Listen to Verdi's Requiem, Dies irae or God's wrath comes down hard at the beginning, the full orchestra combines with the heavy forceful bass drums. The CS2.7 renders the bass with tight attack transient with full control and gusto.
I couldn't help but listen to a Blu-Ray with just the pair of CS2.7's playing. Nicely recorded is Chris Isaak, Live in Concert has both a DTS-HD Master Audio version in 2.0 stereo and 5.1 surround. The concert through the CS2.7 is so well articulated and engaging, from the accordion off stage left to the sweet guitar at stage right. The performance is well balanced and the "soundstage" is wide and deep with the band placed across the stage. The engineering places you square in the middle and a few rows back. Isaak's voice and as his backup singers is precise, warm and clean.

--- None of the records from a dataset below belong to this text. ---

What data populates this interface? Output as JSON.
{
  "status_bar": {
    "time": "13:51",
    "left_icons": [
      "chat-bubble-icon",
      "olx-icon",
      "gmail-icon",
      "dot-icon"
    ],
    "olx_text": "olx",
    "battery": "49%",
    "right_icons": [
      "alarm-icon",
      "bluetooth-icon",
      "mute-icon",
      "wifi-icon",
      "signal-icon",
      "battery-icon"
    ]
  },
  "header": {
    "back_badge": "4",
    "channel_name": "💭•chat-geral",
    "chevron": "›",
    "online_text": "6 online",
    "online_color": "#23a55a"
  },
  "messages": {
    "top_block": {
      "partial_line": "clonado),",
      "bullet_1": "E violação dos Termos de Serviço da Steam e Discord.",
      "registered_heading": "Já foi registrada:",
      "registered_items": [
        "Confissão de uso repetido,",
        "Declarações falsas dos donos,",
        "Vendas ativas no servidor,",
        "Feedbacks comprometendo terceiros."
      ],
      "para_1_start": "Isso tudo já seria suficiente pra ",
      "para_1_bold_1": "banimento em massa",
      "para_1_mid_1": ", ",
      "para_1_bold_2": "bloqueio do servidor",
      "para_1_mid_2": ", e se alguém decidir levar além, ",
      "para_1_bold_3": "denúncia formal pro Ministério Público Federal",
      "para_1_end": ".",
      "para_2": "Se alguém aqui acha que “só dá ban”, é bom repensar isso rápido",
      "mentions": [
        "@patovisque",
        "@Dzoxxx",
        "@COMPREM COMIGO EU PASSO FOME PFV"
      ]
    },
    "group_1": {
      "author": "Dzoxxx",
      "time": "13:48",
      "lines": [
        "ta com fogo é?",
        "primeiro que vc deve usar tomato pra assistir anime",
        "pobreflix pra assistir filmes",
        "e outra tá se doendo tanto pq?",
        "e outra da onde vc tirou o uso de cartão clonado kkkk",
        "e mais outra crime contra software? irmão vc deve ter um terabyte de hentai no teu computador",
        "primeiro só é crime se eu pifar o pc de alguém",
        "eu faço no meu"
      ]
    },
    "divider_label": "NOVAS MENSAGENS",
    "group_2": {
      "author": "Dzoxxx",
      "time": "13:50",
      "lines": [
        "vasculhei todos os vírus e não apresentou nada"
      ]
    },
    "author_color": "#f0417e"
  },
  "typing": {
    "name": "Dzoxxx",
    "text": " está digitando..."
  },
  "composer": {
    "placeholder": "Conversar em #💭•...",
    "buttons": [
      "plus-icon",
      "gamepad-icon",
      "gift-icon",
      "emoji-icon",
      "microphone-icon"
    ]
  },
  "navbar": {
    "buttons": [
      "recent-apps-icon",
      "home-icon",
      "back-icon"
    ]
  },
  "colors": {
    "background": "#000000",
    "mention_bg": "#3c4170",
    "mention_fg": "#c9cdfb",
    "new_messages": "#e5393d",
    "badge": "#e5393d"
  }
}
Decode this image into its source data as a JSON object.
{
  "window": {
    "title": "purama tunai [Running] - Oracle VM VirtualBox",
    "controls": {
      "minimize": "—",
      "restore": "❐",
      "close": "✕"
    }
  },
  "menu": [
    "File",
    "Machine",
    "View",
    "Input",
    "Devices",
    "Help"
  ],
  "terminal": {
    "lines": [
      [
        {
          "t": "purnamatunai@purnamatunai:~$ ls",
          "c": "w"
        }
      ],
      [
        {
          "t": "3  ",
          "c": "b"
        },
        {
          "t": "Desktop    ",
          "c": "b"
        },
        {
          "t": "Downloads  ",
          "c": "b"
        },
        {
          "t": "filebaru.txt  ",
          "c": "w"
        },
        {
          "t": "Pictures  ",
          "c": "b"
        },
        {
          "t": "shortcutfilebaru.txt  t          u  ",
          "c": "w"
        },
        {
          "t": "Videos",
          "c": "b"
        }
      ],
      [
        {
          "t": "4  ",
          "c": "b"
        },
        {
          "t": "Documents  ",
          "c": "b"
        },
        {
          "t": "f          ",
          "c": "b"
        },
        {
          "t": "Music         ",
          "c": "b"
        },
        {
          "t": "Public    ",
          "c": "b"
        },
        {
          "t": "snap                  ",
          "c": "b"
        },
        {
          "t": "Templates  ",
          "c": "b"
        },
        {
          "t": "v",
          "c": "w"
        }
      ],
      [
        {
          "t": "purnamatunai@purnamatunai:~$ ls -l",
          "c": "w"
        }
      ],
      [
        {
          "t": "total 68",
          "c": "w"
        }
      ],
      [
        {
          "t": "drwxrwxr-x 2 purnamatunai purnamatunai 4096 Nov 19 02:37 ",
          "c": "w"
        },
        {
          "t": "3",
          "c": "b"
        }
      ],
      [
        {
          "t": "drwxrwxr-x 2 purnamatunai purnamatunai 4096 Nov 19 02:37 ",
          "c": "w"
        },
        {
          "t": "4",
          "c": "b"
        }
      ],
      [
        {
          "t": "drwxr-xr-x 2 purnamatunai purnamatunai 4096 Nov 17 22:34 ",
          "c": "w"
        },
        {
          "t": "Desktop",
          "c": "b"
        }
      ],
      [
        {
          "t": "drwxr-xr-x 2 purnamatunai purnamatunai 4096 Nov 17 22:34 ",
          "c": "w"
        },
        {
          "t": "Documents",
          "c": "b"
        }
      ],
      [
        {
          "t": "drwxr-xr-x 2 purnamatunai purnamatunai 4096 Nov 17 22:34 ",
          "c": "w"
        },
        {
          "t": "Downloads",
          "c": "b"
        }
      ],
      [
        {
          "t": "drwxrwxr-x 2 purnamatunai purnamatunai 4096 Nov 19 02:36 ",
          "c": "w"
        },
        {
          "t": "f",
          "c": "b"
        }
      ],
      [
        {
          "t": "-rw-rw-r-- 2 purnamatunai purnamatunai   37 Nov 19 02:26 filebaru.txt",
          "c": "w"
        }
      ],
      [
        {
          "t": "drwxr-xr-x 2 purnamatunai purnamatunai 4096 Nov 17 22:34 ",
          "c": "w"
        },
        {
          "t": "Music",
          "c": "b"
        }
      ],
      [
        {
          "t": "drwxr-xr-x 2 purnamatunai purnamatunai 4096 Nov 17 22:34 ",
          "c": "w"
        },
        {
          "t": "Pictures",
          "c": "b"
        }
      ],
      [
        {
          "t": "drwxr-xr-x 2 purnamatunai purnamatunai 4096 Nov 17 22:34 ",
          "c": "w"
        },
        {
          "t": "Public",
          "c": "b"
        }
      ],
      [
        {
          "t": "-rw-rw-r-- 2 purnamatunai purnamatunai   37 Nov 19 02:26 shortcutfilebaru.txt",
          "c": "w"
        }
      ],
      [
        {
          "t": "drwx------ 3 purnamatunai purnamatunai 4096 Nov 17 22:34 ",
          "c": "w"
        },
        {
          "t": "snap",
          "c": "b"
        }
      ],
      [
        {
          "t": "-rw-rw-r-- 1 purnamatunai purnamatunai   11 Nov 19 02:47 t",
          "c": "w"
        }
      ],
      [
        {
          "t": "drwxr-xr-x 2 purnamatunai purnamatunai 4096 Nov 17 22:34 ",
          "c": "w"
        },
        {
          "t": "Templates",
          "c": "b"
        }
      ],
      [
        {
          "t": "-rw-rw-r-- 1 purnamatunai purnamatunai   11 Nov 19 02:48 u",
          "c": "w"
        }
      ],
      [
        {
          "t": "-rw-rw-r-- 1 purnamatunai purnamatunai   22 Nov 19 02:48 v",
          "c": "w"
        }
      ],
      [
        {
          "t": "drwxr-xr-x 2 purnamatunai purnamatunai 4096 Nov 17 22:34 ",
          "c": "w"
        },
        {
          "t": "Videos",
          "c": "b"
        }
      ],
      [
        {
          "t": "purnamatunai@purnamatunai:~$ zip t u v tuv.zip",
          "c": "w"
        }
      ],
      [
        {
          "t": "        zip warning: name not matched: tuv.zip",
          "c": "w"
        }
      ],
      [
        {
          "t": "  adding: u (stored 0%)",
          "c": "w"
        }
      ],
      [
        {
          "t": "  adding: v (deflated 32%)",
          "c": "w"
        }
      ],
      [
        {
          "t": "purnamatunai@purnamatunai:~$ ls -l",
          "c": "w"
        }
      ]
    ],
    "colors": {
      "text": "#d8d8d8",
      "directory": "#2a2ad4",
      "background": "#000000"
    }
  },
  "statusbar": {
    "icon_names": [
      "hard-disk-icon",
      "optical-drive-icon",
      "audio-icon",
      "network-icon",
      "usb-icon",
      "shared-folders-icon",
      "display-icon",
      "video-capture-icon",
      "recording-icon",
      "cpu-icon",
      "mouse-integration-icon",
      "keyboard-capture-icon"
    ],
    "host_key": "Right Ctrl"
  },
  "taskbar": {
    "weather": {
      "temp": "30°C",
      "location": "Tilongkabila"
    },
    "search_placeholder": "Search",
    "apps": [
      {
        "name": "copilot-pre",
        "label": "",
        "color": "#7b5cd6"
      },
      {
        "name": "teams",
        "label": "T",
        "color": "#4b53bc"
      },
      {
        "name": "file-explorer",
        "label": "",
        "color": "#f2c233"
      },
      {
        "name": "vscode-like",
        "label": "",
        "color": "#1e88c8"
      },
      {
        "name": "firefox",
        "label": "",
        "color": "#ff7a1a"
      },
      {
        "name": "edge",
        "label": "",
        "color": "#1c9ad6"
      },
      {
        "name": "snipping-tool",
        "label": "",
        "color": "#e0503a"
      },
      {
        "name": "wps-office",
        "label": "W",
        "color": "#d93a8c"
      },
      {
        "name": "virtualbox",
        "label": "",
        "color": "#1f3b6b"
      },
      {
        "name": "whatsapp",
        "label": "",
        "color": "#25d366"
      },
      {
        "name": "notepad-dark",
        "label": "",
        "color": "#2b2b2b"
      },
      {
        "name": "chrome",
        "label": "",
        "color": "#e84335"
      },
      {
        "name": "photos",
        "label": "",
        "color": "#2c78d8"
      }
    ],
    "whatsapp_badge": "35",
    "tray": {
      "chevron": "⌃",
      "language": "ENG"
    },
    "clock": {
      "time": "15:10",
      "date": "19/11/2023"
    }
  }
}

Likewise with Chris Botti at Symphony Hall in Boston, running the PCM Stereo version (48 kHz/24bit) I found myself immersed in the stage performance by all his artist guests. I especially enjoyed John Mayer's rendition of Glad to be Unhappy made popular by Frank Sinatra. The CS2.7 emphasizes his raspy voice with a distinct character and richness. On other tracks, Botti plays the spectrum of musical styles from classical to rock and his aged trumpet sounds brassy and texturally "right" on the Thiel's. More so, the musical image of his playing on stage and the room acoustics so prevalent, the CS2.7's disappear. It only becomes the musician, the stage and the room.